Visitors that view my technical papers on this site may wonder why they appear here, rather than on a site that features audio equipment reviews. My reason is that I tried the latter, and prefer to publish for people who actually want to listen to music; not to equipment. My focus is in describing what's technically beneficial to assure that the sound of the system will accurately replicate the source input signal (i. e. exhibit high accuracy) without inordinate cost and complexity. Conversely, most of the audiophiles of today strive to achieve sound that's euphonic, i.e. be personally satisfying. In essence, audiophiles seek sound that's consistent with their desire; the music is simply a test signal.

William (Bill) Heck, Contributing Reviewer

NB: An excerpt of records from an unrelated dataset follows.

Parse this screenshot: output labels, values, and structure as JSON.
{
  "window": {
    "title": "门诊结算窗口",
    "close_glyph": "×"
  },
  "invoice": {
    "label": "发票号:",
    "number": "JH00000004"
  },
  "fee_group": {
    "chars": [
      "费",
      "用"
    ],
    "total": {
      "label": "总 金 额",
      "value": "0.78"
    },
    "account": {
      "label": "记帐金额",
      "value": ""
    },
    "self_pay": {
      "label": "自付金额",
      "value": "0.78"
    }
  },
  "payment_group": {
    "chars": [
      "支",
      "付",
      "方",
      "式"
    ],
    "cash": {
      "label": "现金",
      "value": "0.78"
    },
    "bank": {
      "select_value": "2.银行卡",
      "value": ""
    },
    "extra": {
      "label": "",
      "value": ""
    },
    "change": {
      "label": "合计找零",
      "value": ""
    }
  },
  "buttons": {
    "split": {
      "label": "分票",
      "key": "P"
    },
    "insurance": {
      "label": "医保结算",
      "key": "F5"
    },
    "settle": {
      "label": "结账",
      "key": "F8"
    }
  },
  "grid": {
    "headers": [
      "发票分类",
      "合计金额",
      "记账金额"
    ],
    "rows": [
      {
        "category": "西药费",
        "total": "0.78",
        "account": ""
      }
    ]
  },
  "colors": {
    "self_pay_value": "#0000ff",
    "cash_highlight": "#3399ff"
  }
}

Among my early childhood memories are those of listening to my mother playing records (some even 78 rpm ones!) of both classical music and jazz tunes. I suppose that her love of music was transmitted genetically, and my interest was sustained by years of playing in rock bands – until I realized that this was no way to make a living. The interest in classical music was rekindled in grad school when the university FM station serving as background music for studying happened to play the Brahms First Symphony. As the work came to an end, it struck me forcibly that this was the most beautiful thing I had ever heard, and from that point on, I never looked back. This revelation was to the detriment of my studies, as I subsequently spent way too much time simply listening, but music has remained a significant part of my life. These days, although I still can tell a trumpet from a bassoon and a quarter note from a treble clef, I have to admit that I remain a nonexpert. But I do love music in general and classical music in particular, and I enjoy sharing both information and opinions about it.

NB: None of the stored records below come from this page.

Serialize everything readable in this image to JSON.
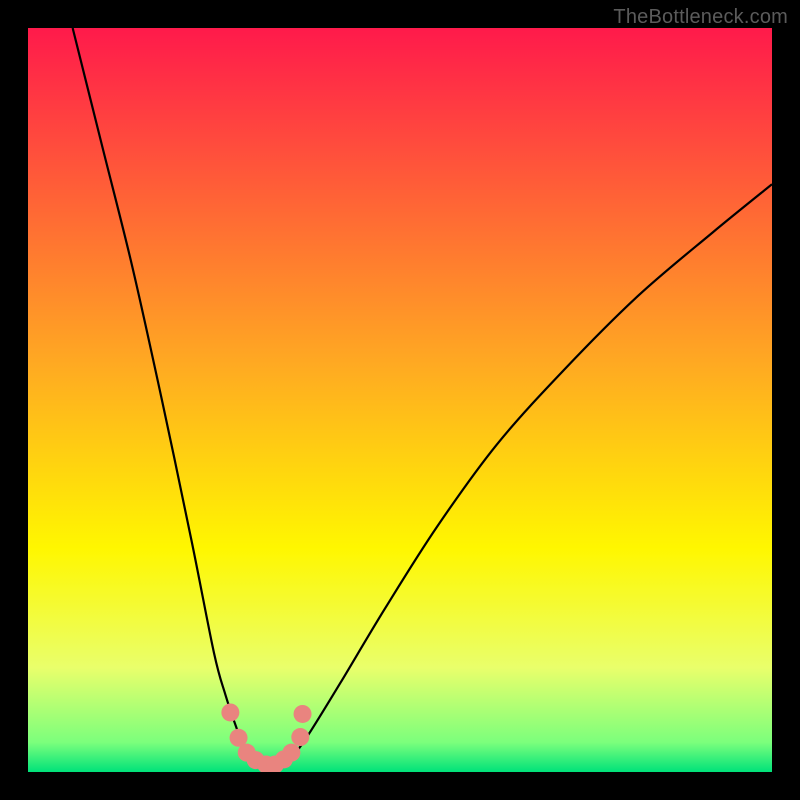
{
  "watermark": "TheBottleneck.com",
  "chart_data": {
    "type": "line",
    "title": "",
    "xlabel": "",
    "ylabel": "",
    "xlim": [
      0,
      100
    ],
    "ylim": [
      0,
      100
    ],
    "gradient_stops": [
      {
        "offset": 0,
        "color": "#ff1a4b"
      },
      {
        "offset": 45,
        "color": "#ffa922"
      },
      {
        "offset": 70,
        "color": "#fff700"
      },
      {
        "offset": 86,
        "color": "#e9ff6b"
      },
      {
        "offset": 96,
        "color": "#7cff7c"
      },
      {
        "offset": 100,
        "color": "#00e27a"
      }
    ],
    "series": [
      {
        "name": "bottleneck-curve",
        "x": [
          6,
          10,
          14,
          18,
          22,
          25,
          26.5,
          28,
          29,
          30,
          31,
          32,
          33,
          34,
          35,
          36,
          38,
          42,
          48,
          55,
          63,
          72,
          82,
          92,
          100
        ],
        "y": [
          100,
          84,
          68,
          50,
          31,
          16,
          10.5,
          6,
          3.5,
          2,
          1.2,
          1,
          1,
          1.1,
          1.6,
          2.6,
          5.5,
          12,
          22,
          33,
          44,
          54,
          64,
          72.5,
          79
        ]
      }
    ],
    "highlight_points": {
      "name": "markers",
      "color": "#e9847f",
      "x": [
        27.2,
        28.3,
        29.4,
        30.6,
        32.0,
        33.2,
        34.4,
        35.4,
        36.6,
        36.9
      ],
      "y": [
        8.0,
        4.6,
        2.6,
        1.6,
        1.0,
        1.0,
        1.7,
        2.6,
        4.7,
        7.8
      ]
    }
  }
}
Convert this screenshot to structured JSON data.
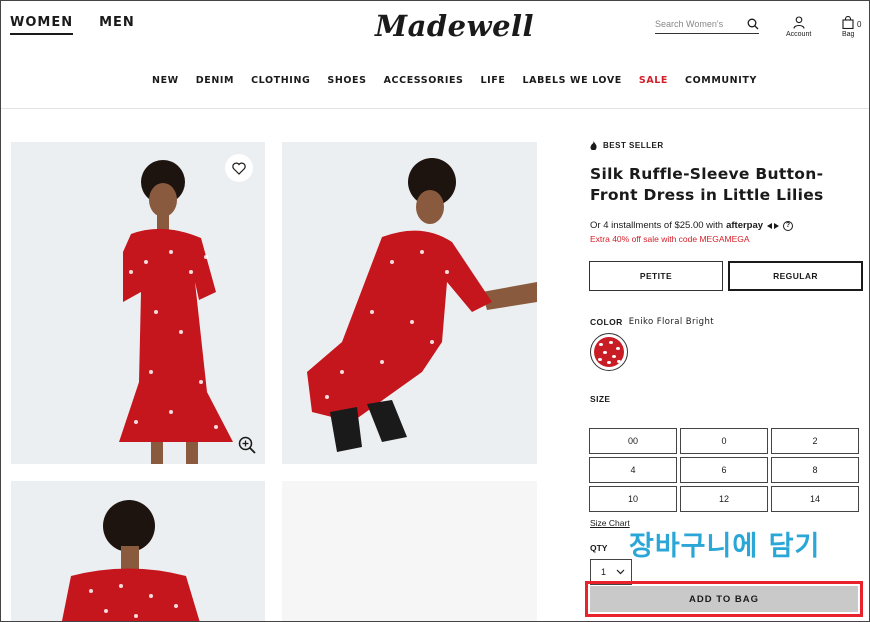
{
  "header": {
    "gender_tabs": [
      "WOMEN",
      "MEN"
    ],
    "logo": "Madewell",
    "search_placeholder": "Search Women's",
    "account_label": "Account",
    "bag_label": "Bag",
    "bag_count": "0"
  },
  "nav": {
    "items": [
      "NEW",
      "DENIM",
      "CLOTHING",
      "SHOES",
      "ACCESSORIES",
      "LIFE",
      "LABELS WE LOVE",
      "SALE",
      "COMMUNITY"
    ],
    "sale_color": "#d41f2a"
  },
  "product": {
    "badge": "BEST SELLER",
    "title": "Silk Ruffle-Sleeve Button-Front Dress in Little Lilies",
    "installments_text": "Or 4 installments of $25.00 with",
    "afterpay_label": "afterpay",
    "promo": "Extra 40% off sale with code MEGAMEGA",
    "fits": [
      "PETITE",
      "REGULAR"
    ],
    "selected_fit": "REGULAR",
    "color_key": "COLOR",
    "color_value": "Eniko Floral Bright",
    "swatch_color": "#c91d25",
    "size_label": "SIZE",
    "sizes": [
      "00",
      "0",
      "2",
      "4",
      "6",
      "8",
      "10",
      "12",
      "14"
    ],
    "size_chart": "Size Chart",
    "qty_label": "QTY",
    "qty_value": "1",
    "add_to_bag": "ADD TO BAG"
  },
  "annotation": {
    "caption": "장바구니에 담기",
    "caption_color": "#2aa7d6",
    "highlight_color": "#e8232c"
  }
}
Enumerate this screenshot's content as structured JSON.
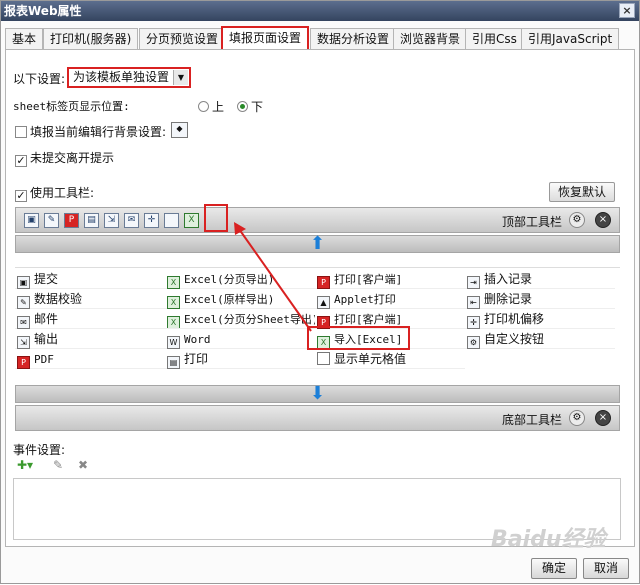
{
  "window": {
    "title": "报表Web属性",
    "close": "×"
  },
  "tabs": [
    {
      "label": "基本"
    },
    {
      "label": "打印机(服务器)"
    },
    {
      "label": "分页预览设置"
    },
    {
      "label": "填报页面设置"
    },
    {
      "label": "数据分析设置"
    },
    {
      "label": "浏览器背景"
    },
    {
      "label": "引用Css"
    },
    {
      "label": "引用JavaScript"
    }
  ],
  "settings": {
    "scope_label": "以下设置:",
    "scope_value": "为该模板单独设置",
    "sheet_tab_label": "sheet标签页显示位置:",
    "sheet_top": "上",
    "sheet_bottom": "下",
    "row_bg_label": "填报当前编辑行背景设置:",
    "unsubmitted_label": "未提交离开提示",
    "use_toolbar_label": "使用工具栏:",
    "restore_default": "恢复默认"
  },
  "top_toolbar": {
    "label": "顶部工具栏"
  },
  "bottom_toolbar": {
    "label": "底部工具栏"
  },
  "buttons_grid": {
    "col1": [
      "提交",
      "数据校验",
      "邮件",
      "输出",
      "PDF"
    ],
    "col2": [
      "Excel(分页导出)",
      "Excel(原样导出)",
      "Excel(分页分Sheet导出)",
      "Word",
      "打印"
    ],
    "col3": [
      "打印[客户端]",
      "Applet打印",
      "打印[客户端]",
      "导入[Excel]",
      "显示单元格值"
    ],
    "col4": [
      "插入记录",
      "删除记录",
      "打印机偏移",
      "自定义按钮"
    ]
  },
  "events": {
    "label": "事件设置:"
  },
  "footer": {
    "ok": "确定",
    "cancel": "取消"
  },
  "watermark": "Baidu经验",
  "colors": {
    "highlight": "#d92121",
    "arrow_blue": "#1c7fd8",
    "title_bar": "#34445f"
  }
}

The audiophile bug bit about the same time that I returned to that classical music. I’ve gone through plenty of equipment, brands from Audio Research to Yamaha, and the best of it has opened new audio insights. Along the way, I reviewed components, and occasionally recordings, for The $ensible Sound magazine. Recently I’ve rebuilt--I prefer to say reinvigorated--my audio system, with a Sangean FM HD tuner and (for the moment) an ancient Toshiba multi-format disk player serving as a transport, both feeding a NAD C 658 streaming preamp/DAC, which in turn connects to a Legacy Powerbloc2 amplifier driving my trusty Waveform Mach Solo speakers, supplemented by a Hsu Research ULS 15 Mk II subwoofer.

Mission Statement

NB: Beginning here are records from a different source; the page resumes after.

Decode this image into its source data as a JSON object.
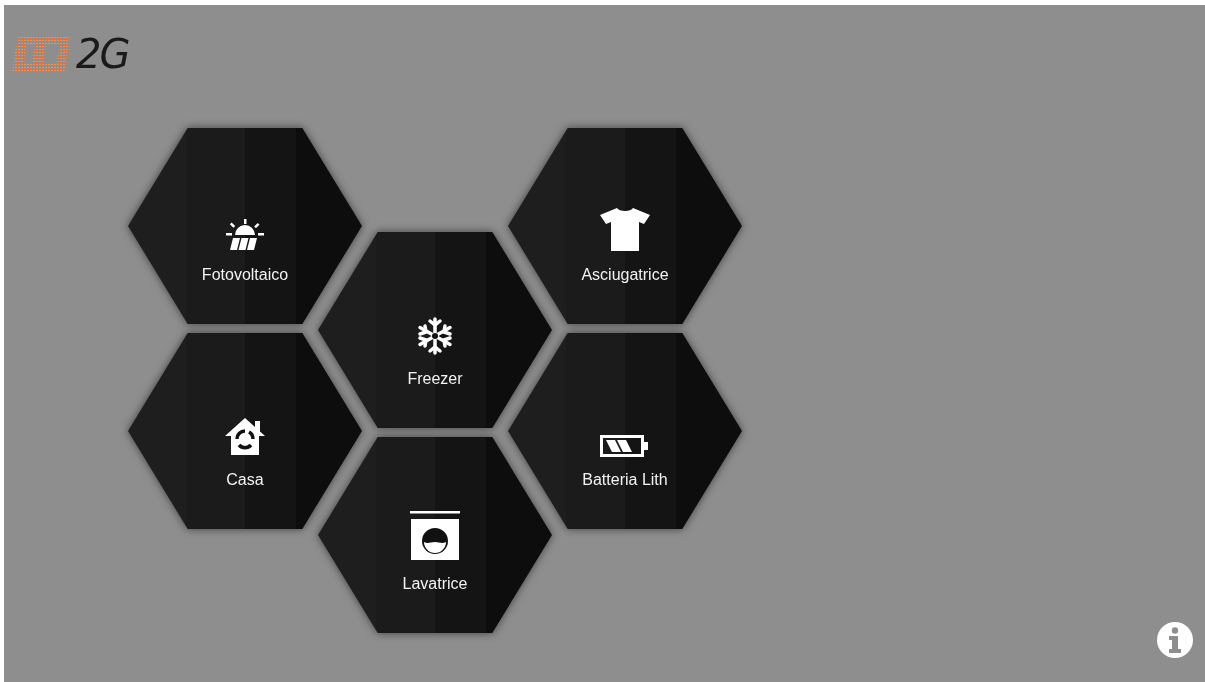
{
  "logo": {
    "text": "2G"
  },
  "tiles": [
    {
      "kind": "solar",
      "label": "Fotovoltaico"
    },
    {
      "kind": "home",
      "label": "Casa"
    },
    {
      "kind": "freezer",
      "label": "Freezer"
    },
    {
      "kind": "washer",
      "label": "Lavatrice"
    },
    {
      "kind": "dryer",
      "label": "Asciugatrice"
    },
    {
      "kind": "battery",
      "label": "Batteria Lith"
    }
  ]
}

It is the goal of Classical Candor to promote the enjoyment of classical music. Other forms of music come and go--minuets, waltzes, ragtime, blues, jazz, bebop, country-western, rock-'n'-roll, heavy metal, rap, and the rest--but classical music has been around for hundreds of years and will continue to be around for hundreds more. It's no accident that every major city in the world has one or more symphony orchestras.

When I was young, I heard it said that only intellectuals could appreciate classical music, that it required dedicated concentration to appreciate. Nonsense. I'm no intellectual, and I've always loved classical music. Anyone who's ever seen and enjoyed Disney's Fantasia or a Looney Tunes cartoon playing Rossini's William Tell Overture or Liszt's Hungarian Rhapsody No. 2 can attest to the power and joy of classical music, and that's just about everybody.

So, if Classical Candor can expand one's awareness of classical music and bring more joy to one's life, more power to it. It's done its job. --John J. Puccio

Contact Information

Readers with polite, courteous, helpful letters may send them to classicalcandor@gmail.com

Readers with impolite, discourteous, bitchy, whining, complaining, nasty, mean-spirited, unhelpful letters may send them to classicalcandor@recycle.bin.

"Their Master's Voice" by Michael Sowa

"Their Master's Voice" by Michael Sowa